▸ EXERCISE PROMPT: Repeat the whole listing below exactly as it reads.
** Opening DATA EXTRACT block **
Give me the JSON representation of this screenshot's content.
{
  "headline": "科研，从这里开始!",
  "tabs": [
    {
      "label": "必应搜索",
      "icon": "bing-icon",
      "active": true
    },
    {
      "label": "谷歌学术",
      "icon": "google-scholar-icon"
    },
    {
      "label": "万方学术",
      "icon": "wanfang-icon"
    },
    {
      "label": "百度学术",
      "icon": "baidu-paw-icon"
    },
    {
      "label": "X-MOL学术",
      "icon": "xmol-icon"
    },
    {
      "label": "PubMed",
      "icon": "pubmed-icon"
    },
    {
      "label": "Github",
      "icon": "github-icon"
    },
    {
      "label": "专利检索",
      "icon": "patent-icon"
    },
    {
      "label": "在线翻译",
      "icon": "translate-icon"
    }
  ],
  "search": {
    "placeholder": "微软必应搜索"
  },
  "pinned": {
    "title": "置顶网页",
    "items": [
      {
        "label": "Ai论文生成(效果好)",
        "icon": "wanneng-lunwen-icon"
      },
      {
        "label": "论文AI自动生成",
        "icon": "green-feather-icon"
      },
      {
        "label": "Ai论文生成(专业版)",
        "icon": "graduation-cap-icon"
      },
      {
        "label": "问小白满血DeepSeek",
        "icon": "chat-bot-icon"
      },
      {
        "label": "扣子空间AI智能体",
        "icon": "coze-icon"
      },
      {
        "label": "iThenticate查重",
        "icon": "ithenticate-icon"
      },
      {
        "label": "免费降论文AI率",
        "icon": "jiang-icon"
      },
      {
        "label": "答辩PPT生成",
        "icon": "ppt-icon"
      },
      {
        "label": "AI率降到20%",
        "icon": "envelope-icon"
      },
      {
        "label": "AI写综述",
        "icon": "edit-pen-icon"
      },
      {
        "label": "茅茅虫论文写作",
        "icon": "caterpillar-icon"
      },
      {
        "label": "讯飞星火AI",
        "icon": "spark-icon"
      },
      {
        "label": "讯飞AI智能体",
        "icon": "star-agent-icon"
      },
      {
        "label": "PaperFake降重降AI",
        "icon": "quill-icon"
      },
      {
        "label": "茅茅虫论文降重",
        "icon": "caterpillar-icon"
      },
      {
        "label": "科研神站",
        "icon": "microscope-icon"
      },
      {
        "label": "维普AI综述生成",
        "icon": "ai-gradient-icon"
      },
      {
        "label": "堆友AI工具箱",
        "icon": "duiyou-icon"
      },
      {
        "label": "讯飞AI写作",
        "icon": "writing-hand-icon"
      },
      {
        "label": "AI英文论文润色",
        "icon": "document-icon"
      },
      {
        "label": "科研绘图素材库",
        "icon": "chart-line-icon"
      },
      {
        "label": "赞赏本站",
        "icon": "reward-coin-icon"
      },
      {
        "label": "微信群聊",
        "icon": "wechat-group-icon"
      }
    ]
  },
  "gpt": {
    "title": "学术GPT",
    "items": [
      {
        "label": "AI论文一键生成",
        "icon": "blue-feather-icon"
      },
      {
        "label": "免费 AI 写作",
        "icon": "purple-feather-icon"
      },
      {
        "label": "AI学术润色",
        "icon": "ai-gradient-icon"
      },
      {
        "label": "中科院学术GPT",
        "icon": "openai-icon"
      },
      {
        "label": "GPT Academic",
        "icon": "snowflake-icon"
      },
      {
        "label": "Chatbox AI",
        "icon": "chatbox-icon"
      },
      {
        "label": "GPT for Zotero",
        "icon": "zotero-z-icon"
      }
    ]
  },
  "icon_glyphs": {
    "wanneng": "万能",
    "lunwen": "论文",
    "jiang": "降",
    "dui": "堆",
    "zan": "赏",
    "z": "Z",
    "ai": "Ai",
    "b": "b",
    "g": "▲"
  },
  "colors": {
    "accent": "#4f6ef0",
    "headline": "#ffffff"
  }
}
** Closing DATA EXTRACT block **
▸ SOLUTION FOR THIS TASK:
Give me the JSON representation of this screenshot's content.
{
  "headline": "科研，从这里开始!",
  "tabs": [
    {
      "label": "必应搜索",
      "icon": "bing-icon",
      "active": true
    },
    {
      "label": "谷歌学术",
      "icon": "google-scholar-icon"
    },
    {
      "label": "万方学术",
      "icon": "wanfang-icon"
    },
    {
      "label": "百度学术",
      "icon": "baidu-paw-icon"
    },
    {
      "label": "X-MOL学术",
      "icon": "xmol-icon"
    },
    {
      "label": "PubMed",
      "icon": "pubmed-icon"
    },
    {
      "label": "Github",
      "icon": "github-icon"
    },
    {
      "label": "专利检索",
      "icon": "patent-icon"
    },
    {
      "label": "在线翻译",
      "icon": "translate-icon"
    }
  ],
  "search": {
    "placeholder": "微软必应搜索"
  },
  "pinned": {
    "title": "置顶网页",
    "items": [
      {
        "label": "Ai论文生成(效果好)",
        "icon": "wanneng-lunwen-icon"
      },
      {
        "label": "论文AI自动生成",
        "icon": "green-feather-icon"
      },
      {
        "label": "Ai论文生成(专业版)",
        "icon": "graduation-cap-icon"
      },
      {
        "label": "问小白满血DeepSeek",
        "icon": "chat-bot-icon"
      },
      {
        "label": "扣子空间AI智能体",
        "icon": "coze-icon"
      },
      {
        "label": "iThenticate查重",
        "icon": "ithenticate-icon"
      },
      {
        "label": "免费降论文AI率",
        "icon": "jiang-icon"
      },
      {
        "label": "答辩PPT生成",
        "icon": "ppt-icon"
      },
      {
        "label": "AI率降到20%",
        "icon": "envelope-icon"
      },
      {
        "label": "AI写综述",
        "icon": "edit-pen-icon"
      },
      {
        "label": "茅茅虫论文写作",
        "icon": "caterpillar-icon"
      },
      {
        "label": "讯飞星火AI",
        "icon": "spark-icon"
      },
      {
        "label": "讯飞AI智能体",
        "icon": "star-agent-icon"
      },
      {
        "label": "PaperFake降重降AI",
        "icon": "quill-icon"
      },
      {
        "label": "茅茅虫论文降重",
        "icon": "caterpillar-icon"
      },
      {
        "label": "科研神站",
        "icon": "microscope-icon"
      },
      {
        "label": "维普AI综述生成",
        "icon": "ai-gradient-icon"
      },
      {
        "label": "堆友AI工具箱",
        "icon": "duiyou-icon"
      },
      {
        "label": "讯飞AI写作",
        "icon": "writing-hand-icon"
      },
      {
        "label": "AI英文论文润色",
        "icon": "document-icon"
      },
      {
        "label": "科研绘图素材库",
        "icon": "chart-line-icon"
      },
      {
        "label": "赞赏本站",
        "icon": "reward-coin-icon"
      },
      {
        "label": "微信群聊",
        "icon": "wechat-group-icon"
      }
    ]
  },
  "gpt": {
    "title": "学术GPT",
    "items": [
      {
        "label": "AI论文一键生成",
        "icon": "blue-feather-icon"
      },
      {
        "label": "免费 AI 写作",
        "icon": "purple-feather-icon"
      },
      {
        "label": "AI学术润色",
        "icon": "ai-gradient-icon"
      },
      {
        "label": "中科院学术GPT",
        "icon": "openai-icon"
      },
      {
        "label": "GPT Academic",
        "icon": "snowflake-icon"
      },
      {
        "label": "Chatbox AI",
        "icon": "chatbox-icon"
      },
      {
        "label": "GPT for Zotero",
        "icon": "zotero-z-icon"
      }
    ]
  },
  "icon_glyphs": {
    "wanneng": "万能",
    "lunwen": "论文",
    "jiang": "降",
    "dui": "堆",
    "zan": "赏",
    "z": "Z",
    "ai": "Ai",
    "b": "b",
    "g": "▲"
  },
  "colors": {
    "accent": "#4f6ef0",
    "headline": "#ffffff"
  }
}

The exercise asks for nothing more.